Querying data using SQL

Why SQL? (a brief overview)

At the heart of our data exploration and analytics features lies SQL , the cornerstone of modern data management and analysis. Here’s why SQL is integral to our products:

  • Declarative Simplicity: SQL’s declarative nature allows users to focus on specifying the data they want to retrieve, rather than detailing the procedural steps to get there. This shift from "how to do" to "what to do" simplifies data manipulation into intuitive commands, making complex data operations accessible to a broader audience.

  • Low Learning Curve: Unlike procedural programming languages that require detailed instructions (e.g., Python, Java, Rust), SQL’s simplicity and intuitive syntax mean that users can quickly learn how to query data effectively. This ease of learning opens up data analysis to professionals across various fields, not just to those with specialized programming skills.

  • Universal Standardization: With its long history of success and widespread adoption, SQL has been standardized by ANSI. This standardization ensures that SQL skills and knowledge are highly transferable and remain relevant across different data systems.

Token Flow data, as it's name already suggests it - Multi-chain Data Warehouse, is stored in a data warehouse. Using SQL is the obvious choice.

SQL Basics

There are a variety of training and course available for learning SQL with various degrees of complexity. For the 60s intro to SQL, here are 5 things you need to know to get you started:

  • SELECT – list of columns to return, or use asterisk (*) to indicate all columns

  • FROM – one or more tables, that contain the data

  • WHERE – filters to reduce data returned from tables

  • GROUP BY – in aggregations, specifies which columns drive the grouping, while all other columns must be wrapped in an aggregate function like SUM()

  • ORDER BY – specifies the order in which data is returned

And here is an example that uses the 5 elements presented above.

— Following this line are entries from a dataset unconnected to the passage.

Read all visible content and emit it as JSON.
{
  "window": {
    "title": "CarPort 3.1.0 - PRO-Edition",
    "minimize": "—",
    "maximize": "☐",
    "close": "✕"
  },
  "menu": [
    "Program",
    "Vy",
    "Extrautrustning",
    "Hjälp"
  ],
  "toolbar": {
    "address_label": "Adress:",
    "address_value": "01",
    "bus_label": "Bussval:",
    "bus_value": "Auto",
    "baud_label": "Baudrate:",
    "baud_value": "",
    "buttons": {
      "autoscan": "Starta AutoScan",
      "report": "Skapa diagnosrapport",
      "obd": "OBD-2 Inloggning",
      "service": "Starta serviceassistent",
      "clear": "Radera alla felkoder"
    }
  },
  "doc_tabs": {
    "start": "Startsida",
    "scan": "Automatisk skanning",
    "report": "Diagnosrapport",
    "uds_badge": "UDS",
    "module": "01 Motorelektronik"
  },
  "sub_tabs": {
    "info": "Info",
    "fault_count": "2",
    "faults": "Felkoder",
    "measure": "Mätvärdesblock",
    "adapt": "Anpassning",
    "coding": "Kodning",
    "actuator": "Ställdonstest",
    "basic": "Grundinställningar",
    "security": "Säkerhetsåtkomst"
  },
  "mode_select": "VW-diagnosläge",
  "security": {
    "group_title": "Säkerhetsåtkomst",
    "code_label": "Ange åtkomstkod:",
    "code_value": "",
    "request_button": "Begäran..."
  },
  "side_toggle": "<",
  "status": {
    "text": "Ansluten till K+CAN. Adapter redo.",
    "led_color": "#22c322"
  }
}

	day(block_timestamp) as day, 
	sum(tx_count) as tx_count
from MCDW.blocks
where block_timestamp >= '2024-01-01'
group by day
order by day desc

Last updated